Oxfam challenges African leaders to champion new economic models that are fit for the future
African leaders must build a new more 'human economy' to tackle inequality and poverty, Oxfam has said ahead of the World Economic Forum (WEF) on Africa. The meeting will bring political and business leaders together from across the continent to discuss how to achieve inclusive growth.
New data on top incomes from the Brookings Institute reveals that levels of inequality in many African countries are far higher than previously thought. Seven of the 20 most unequal countries in the world are African: Swaziland is the world’s most unequal, now closely followed by Nigeria.
In South Africa, three billionaires own the same wealth as the poorest half of the population – around 28 million people.
Decades of record GDP growth have benefited a wealthy elite but left millions of ordinary Africans behind. As a consequence, poverty has declined more slowly in Africa than any other region, and pessimistic growth forecasts predict that a further 250 to 350 million people could be living in extreme poverty within the next 15 years.
The human cost is felt the most by women, young people and children. In middle-income Nigeria over ten million children do not go to school, and one in ten do not reach their fifth birthday.
Winnie Byanyima, Executive Director of Oxfam and co-chair of WEF Africa 2017 said: “Inequality in Africa is fuelling poverty, fracturing our societies, and stifling the potential of millions of people. It will become a major drag on economic growth. Africa should stop imitating the failing policies of Europe and America and develop a new economic model that works for all Africans – not just the fortunate few.”
“African leaders must not kid themselves. If the well being of our people and the protection of our environment are our primary aims rather than a hoped-for by-product of free markets, we need to explicitly design economies to achieve these things,” said Byanyima.
A new Oxfam report, ‘Starting with people,’ sets out how Africa’s political and business leaders can use economic and taxation policy and social spending to build economies that work for all. Invest in economic activities that support people’s livelihoods.
Over half of Africa’s total labour force works in agriculture, yet smallholder agriculture, that offers the greatest potential to reduce poverty, has been neglected for decades. More investment is needed to provide extension workers to train men and women, access for all to credit, technology, and social protection; and support for light manufacturing and agro-processing that creates value for producers and will meet the demand from growing urban markets. Africa currently imports a third of its processed food and drinks – a far higher share then Asia or Latin America.
Foster business models that share the benefits of economic success with their workers and society as a whole. Alternative business structures, such as cooperative or social enterprises, are not new. Nearly half of all Kenyans derive their livelihoods from the cooperative movement, in which enterprises directly benefit their producer-owners.
Create tax systems that ensure big business and wealthy individuals pay their fair share of tax.
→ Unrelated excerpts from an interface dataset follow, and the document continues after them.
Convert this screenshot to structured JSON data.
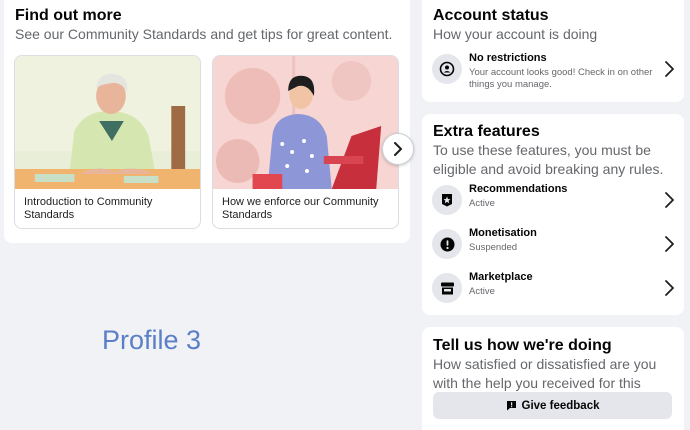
{
  "find_out_more": {
    "title": "Find out more",
    "subtitle": "See our Community Standards and get tips for great content.",
    "articles": [
      {
        "caption": "Introduction to Community Standards",
        "image": "elderly-man-at-table-illustration"
      },
      {
        "caption": "How we enforce our Community Standards",
        "image": "woman-using-laptop-illustration"
      }
    ],
    "next_icon": "chevron-right-icon"
  },
  "profile_label": "Profile 3",
  "account_status": {
    "title": "Account status",
    "subtitle": "How your account is doing",
    "item": {
      "label": "No restrictions",
      "detail": "Your account looks good! Check in on other things you manage.",
      "icon": "user-shield-icon"
    }
  },
  "extra_features": {
    "title": "Extra features",
    "subtitle": "To use these features, you must be eligible and avoid breaking any rules.",
    "items": [
      {
        "label": "Recommendations",
        "status": "Active",
        "icon": "star-badge-icon"
      },
      {
        "label": "Monetisation",
        "status": "Suspended",
        "icon": "alert-icon"
      },
      {
        "label": "Marketplace",
        "status": "Active",
        "icon": "store-icon"
      }
    ]
  },
  "feedback": {
    "title": "Tell us how we're doing",
    "subtitle": "How satisfied or dissatisfied are you with the help you received for this issue?",
    "button_label": "Give feedback",
    "button_icon": "feedback-icon"
  },
  "colors": {
    "page_bg": "#f0f2f5",
    "card_bg": "#ffffff",
    "secondary_text": "#65676b",
    "profile_label": "#5b7fc7",
    "button_bg": "#e4e6eb"
  }
}
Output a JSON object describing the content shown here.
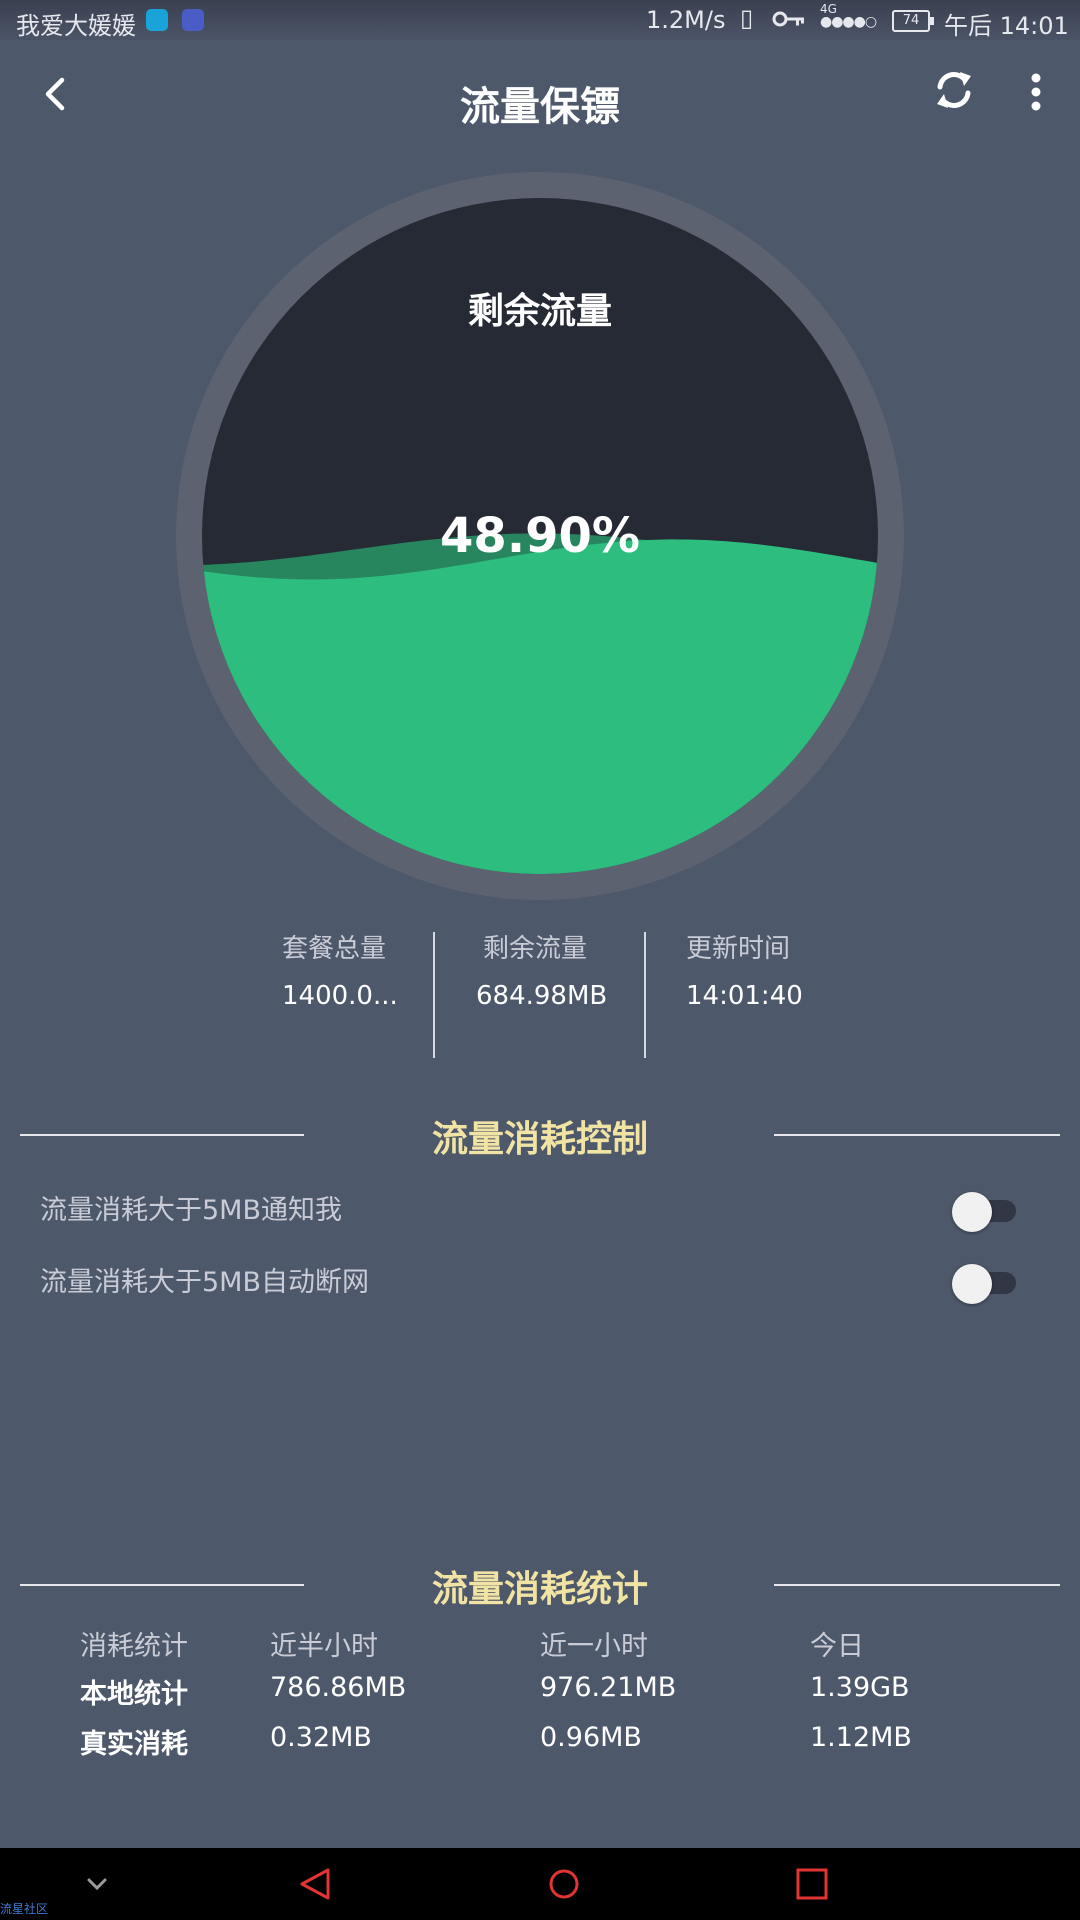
{
  "status_bar": {
    "carrier": "我爱大媛媛",
    "speed": "1.2M/s",
    "network_type": "4G",
    "battery": "74",
    "time": "午后 14:01"
  },
  "toolbar": {
    "title": "流量保镖"
  },
  "gauge": {
    "label": "剩余流量",
    "percent_text": "48.90%",
    "fill_fraction": 0.489,
    "colors": {
      "ring": "#5d6270",
      "empty": "#262a35",
      "fill": "#2dbd7e",
      "back_wave": "#28865f"
    }
  },
  "summary": {
    "total_label": "套餐总量",
    "total_value": "1400.0...",
    "remaining_label": "剩余流量",
    "remaining_value": "684.98MB",
    "update_label": "更新时间",
    "update_value": "14:01:40"
  },
  "control": {
    "title": "流量消耗控制",
    "notify_label": "流量消耗大于5MB通知我",
    "notify_on": false,
    "disconnect_label": "流量消耗大于5MB自动断网",
    "disconnect_on": false
  },
  "stats": {
    "title": "流量消耗统计",
    "headers": [
      "消耗统计",
      "近半小时",
      "近一小时",
      "今日"
    ],
    "local": {
      "label": "本地统计",
      "half_hour": "786.86MB",
      "one_hour": "976.21MB",
      "today": "1.39GB"
    },
    "real": {
      "label": "真实消耗",
      "half_hour": "0.32MB",
      "one_hour": "0.96MB",
      "today": "1.12MB"
    }
  },
  "watermark": "流星社区",
  "theme": {
    "background": "#4e586b",
    "accent_title": "#f1e3a4"
  }
}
African countries lose billions every year because of tax dodging and overly generous tax incentives. It was estimated that Kenya, Tanzania, Rwanda and Uganda spent up to $2.8 billion a year on corporate tax incentives in 2012, yet business surveys indicate these types of incentives play a very small role in attracting foreign investment.
Resist the pressure to privatize education, invest in public services particularly healthcare and education - and remove barriers, such as user fees, which prevent the poorest people in society from accessing these services.
“Oxfam is not advocating a return to Africa’s economic past – we are championing economies that are fit for the future,” said Byanyima. “New economies that create quality jobs rather then just GDP growth; foster businesses that enrich all of society, not just their shareholders; support public services that will create a healthy educated workforce; and build tax systems where everyone pays their fair share.”
Oxfam South Africa Executive Director Siphokazi Mthathi said: “We would like to see an economic revolution across Africa which ensures that the poorest people can share the benefits of economic success.
The favoured approach of donors, many governments, and WEF is to invest in large-scale industrial agriculture and ‘mega’ public-private-partnerships that do more for the bank balances of an already wealthy elite then for women or those living in poverty. African leaders must start putting people first.